__What you will do__: For the data below, please report each line where the word "this" is found.

__Dataset records__:
* * *
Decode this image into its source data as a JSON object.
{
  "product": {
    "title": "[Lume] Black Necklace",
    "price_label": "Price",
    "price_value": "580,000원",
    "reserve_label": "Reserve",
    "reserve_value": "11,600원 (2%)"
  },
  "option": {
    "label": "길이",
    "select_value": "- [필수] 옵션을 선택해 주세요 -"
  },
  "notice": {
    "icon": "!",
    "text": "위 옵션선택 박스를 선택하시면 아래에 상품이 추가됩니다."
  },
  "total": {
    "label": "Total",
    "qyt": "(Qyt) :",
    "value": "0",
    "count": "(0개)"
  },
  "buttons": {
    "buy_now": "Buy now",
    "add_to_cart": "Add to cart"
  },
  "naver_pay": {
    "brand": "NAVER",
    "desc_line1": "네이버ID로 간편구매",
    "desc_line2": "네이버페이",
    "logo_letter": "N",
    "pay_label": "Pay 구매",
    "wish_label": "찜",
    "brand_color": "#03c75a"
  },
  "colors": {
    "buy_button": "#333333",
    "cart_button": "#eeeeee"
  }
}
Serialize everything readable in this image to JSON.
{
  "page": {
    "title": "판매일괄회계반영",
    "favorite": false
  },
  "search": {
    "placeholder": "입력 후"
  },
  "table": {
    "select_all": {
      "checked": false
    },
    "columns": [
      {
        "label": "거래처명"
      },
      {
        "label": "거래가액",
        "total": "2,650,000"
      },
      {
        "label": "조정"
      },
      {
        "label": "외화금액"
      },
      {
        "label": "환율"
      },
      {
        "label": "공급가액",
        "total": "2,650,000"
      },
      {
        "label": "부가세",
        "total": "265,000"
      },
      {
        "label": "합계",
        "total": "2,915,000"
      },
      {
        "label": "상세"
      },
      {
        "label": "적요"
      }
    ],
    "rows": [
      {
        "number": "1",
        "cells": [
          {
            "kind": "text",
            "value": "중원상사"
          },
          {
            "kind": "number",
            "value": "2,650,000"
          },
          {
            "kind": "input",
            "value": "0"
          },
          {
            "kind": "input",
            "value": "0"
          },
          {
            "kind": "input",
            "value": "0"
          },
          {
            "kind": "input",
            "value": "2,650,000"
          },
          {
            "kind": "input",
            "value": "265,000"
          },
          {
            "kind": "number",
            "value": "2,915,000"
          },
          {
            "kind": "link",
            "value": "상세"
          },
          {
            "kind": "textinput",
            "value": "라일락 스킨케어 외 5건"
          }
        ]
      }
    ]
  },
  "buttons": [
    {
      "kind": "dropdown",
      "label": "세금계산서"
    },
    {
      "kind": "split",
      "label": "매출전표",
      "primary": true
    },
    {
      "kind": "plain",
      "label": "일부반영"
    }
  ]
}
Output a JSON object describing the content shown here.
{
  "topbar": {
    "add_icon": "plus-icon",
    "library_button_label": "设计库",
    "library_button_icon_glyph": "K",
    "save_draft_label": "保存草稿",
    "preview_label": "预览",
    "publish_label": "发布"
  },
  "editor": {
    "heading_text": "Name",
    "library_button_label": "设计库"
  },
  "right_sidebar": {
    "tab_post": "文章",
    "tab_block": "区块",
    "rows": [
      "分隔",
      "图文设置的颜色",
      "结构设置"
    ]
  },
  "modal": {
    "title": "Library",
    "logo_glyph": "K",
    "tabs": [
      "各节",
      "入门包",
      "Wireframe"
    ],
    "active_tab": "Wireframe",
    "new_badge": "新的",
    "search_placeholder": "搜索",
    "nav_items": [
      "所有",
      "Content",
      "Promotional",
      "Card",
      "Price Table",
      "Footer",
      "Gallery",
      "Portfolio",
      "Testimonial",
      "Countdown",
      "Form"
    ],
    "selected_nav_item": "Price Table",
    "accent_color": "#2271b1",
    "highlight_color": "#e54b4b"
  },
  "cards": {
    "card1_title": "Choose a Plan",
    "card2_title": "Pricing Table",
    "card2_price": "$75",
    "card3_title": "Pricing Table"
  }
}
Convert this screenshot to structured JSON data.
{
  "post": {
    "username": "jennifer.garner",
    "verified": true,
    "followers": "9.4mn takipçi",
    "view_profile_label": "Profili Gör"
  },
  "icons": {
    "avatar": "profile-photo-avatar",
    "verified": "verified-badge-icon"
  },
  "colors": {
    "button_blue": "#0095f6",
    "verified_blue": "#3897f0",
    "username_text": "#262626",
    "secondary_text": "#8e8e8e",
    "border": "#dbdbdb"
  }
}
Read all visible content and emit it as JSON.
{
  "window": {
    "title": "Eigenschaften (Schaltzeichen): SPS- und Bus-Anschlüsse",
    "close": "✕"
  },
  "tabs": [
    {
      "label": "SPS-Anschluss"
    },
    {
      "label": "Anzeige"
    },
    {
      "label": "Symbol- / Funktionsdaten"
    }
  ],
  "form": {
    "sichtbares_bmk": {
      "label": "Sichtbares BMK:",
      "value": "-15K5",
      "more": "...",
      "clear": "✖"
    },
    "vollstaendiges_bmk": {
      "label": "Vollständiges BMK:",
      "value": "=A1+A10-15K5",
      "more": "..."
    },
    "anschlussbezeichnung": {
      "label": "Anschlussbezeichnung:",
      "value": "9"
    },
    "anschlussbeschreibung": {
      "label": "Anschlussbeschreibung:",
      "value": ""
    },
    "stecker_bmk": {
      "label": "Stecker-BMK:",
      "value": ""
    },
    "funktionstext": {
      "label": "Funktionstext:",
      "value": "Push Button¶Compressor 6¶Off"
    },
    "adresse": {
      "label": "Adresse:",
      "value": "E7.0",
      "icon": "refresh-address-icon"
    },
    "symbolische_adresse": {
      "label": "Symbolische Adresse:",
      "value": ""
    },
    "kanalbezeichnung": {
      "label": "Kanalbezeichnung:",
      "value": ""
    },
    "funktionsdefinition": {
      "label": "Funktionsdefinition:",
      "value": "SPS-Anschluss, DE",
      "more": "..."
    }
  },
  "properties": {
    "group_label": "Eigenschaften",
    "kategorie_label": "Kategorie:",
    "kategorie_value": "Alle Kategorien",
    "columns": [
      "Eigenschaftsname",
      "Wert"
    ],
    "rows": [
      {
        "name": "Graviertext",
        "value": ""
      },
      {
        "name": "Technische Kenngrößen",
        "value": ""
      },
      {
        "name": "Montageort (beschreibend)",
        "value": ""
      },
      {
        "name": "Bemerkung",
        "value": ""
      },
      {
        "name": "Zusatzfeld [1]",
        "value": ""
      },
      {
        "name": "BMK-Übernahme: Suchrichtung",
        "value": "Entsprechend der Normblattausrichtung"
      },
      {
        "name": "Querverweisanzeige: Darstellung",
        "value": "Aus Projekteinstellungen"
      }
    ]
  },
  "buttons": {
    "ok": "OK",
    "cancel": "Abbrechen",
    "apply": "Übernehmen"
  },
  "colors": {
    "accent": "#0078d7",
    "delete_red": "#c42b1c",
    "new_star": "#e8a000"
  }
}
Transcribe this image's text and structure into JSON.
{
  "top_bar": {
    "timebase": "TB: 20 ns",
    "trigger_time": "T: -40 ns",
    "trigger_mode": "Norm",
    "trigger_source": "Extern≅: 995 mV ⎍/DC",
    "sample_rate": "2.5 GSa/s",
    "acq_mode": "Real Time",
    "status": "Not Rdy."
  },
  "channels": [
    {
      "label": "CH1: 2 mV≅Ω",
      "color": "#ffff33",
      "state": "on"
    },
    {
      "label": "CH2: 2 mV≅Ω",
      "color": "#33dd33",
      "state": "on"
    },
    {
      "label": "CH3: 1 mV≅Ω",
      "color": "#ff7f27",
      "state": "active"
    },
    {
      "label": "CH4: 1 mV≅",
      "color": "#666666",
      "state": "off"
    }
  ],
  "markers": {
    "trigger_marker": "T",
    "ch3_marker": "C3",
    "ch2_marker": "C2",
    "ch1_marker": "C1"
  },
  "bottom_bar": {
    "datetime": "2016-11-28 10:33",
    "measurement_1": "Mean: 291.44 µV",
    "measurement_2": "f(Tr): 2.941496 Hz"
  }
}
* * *
__Response box__:
Decode this image into its source data as a JSON object.
Serialize everything readable in this image to JSON.
Convert this screenshot to structured JSON data.
Transcribe this image's text and structure into JSON.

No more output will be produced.